The Heat are a heady and athletic team built to run rather than rebound…indeed they are among the poorest rebounding teams [link] ever to win a championship. Their opponents have chased down over 500 more offensive rebounds, in excess of three per game.
The Heat have taken and made about 60 more treys than the other guys and gain about a point per game at the foul line. The generator of the near 1,000 point scoring differential is to be found in the turnover column, where the Heat have induced almost 300 more turnover than they’ve committed. They force a turnover on a league-best 17 percent of opponent possessions, while squandering opportunities at a 15 percent rate.
Yet, their last three Finals victories were accomplished without their most identifiable trait.
Traditional wisdom has always preached that defense wins championships.

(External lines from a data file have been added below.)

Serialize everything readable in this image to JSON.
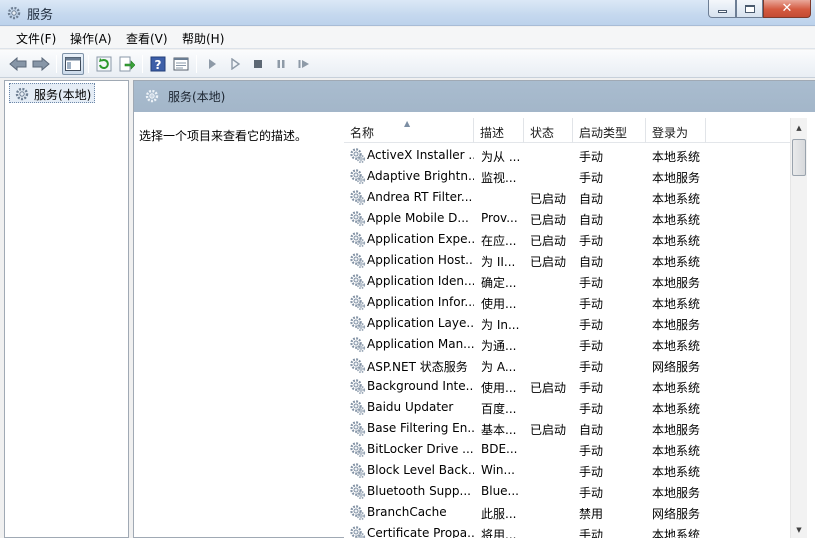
{
  "window": {
    "title": "服务"
  },
  "menu": [
    "文件(F)",
    "操作(A)",
    "查看(V)",
    "帮助(H)"
  ],
  "toolbar": {
    "icons": [
      "back-icon",
      "forward-icon",
      "show-hide-tree-icon",
      "refresh-icon",
      "export-list-icon",
      "help-icon",
      "properties-icon",
      "start-service-icon",
      "start-service-alt-icon",
      "stop-service-icon",
      "pause-service-icon",
      "restart-service-icon"
    ]
  },
  "tree": {
    "node_label": "服务(本地)"
  },
  "content": {
    "header_title": "服务(本地)",
    "description_hint": "选择一个项目来查看它的描述。"
  },
  "list": {
    "columns": {
      "name": "名称",
      "desc": "描述",
      "status": "状态",
      "startup": "启动类型",
      "logon": "登录为"
    },
    "rows": [
      {
        "name": "ActiveX Installer ...",
        "desc": "为从 ...",
        "status": "",
        "startup": "手动",
        "logon": "本地系统"
      },
      {
        "name": "Adaptive Brightn...",
        "desc": "监视...",
        "status": "",
        "startup": "手动",
        "logon": "本地服务"
      },
      {
        "name": "Andrea RT Filter...",
        "desc": "",
        "status": "已启动",
        "startup": "自动",
        "logon": "本地系统"
      },
      {
        "name": "Apple Mobile D...",
        "desc": "Prov...",
        "status": "已启动",
        "startup": "自动",
        "logon": "本地系统"
      },
      {
        "name": "Application Expe...",
        "desc": "在应...",
        "status": "已启动",
        "startup": "手动",
        "logon": "本地系统"
      },
      {
        "name": "Application Host...",
        "desc": "为 II...",
        "status": "已启动",
        "startup": "自动",
        "logon": "本地系统"
      },
      {
        "name": "Application Iden...",
        "desc": "确定...",
        "status": "",
        "startup": "手动",
        "logon": "本地服务"
      },
      {
        "name": "Application Infor...",
        "desc": "使用...",
        "status": "",
        "startup": "手动",
        "logon": "本地系统"
      },
      {
        "name": "Application Laye...",
        "desc": "为 In...",
        "status": "",
        "startup": "手动",
        "logon": "本地服务"
      },
      {
        "name": "Application Man...",
        "desc": "为通...",
        "status": "",
        "startup": "手动",
        "logon": "本地系统"
      },
      {
        "name": "ASP.NET 状态服务",
        "desc": "为 A...",
        "status": "",
        "startup": "手动",
        "logon": "网络服务"
      },
      {
        "name": "Background Inte...",
        "desc": "使用...",
        "status": "已启动",
        "startup": "手动",
        "logon": "本地系统"
      },
      {
        "name": "Baidu Updater",
        "desc": "百度...",
        "status": "",
        "startup": "手动",
        "logon": "本地系统"
      },
      {
        "name": "Base Filtering En...",
        "desc": "基本...",
        "status": "已启动",
        "startup": "自动",
        "logon": "本地服务"
      },
      {
        "name": "BitLocker Drive ...",
        "desc": "BDE...",
        "status": "",
        "startup": "手动",
        "logon": "本地系统"
      },
      {
        "name": "Block Level Back...",
        "desc": "Win...",
        "status": "",
        "startup": "手动",
        "logon": "本地系统"
      },
      {
        "name": "Bluetooth Supp...",
        "desc": "Blue...",
        "status": "",
        "startup": "手动",
        "logon": "本地服务"
      },
      {
        "name": "BranchCache",
        "desc": "此服...",
        "status": "",
        "startup": "禁用",
        "logon": "网络服务"
      },
      {
        "name": "Certificate Propa...",
        "desc": "将用...",
        "status": "",
        "startup": "手动",
        "logon": "本地系统"
      }
    ]
  }
}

But these back-to-back Heat-Spurs Finals have featured the top two shooting teams in the league.
Little wonder that our numbers, while violating no Commandments, just don’t add up.
Maybe We Should Consider History
The 2014 NBA Finals simply ooze history.
A two-time defending champion vs. the most consistently dominant franchise of recent times…a re-match, to boot.
Gregg Popovich and his Spurs have been driven by the belief that they squandered a championship opportunity a year ago.
Miami’s Big Three was assembled to establish a legacy, toward which a three-peat would be a significant stride. A fourth title for the franchise would tie these very Spurs, just two behind the Chicago Bulls at No. 3 on the all-time list.
On an individual level, Tim Duncan again has the opportunity to draw even with Kobe Bryant – and would appear to be better positioned to continue the Jordan pursuit.
These Finals also offer a rubber match of sorts between Pop and the Chosen One, whose surprising ’07 Cavs were swept away by the Texans.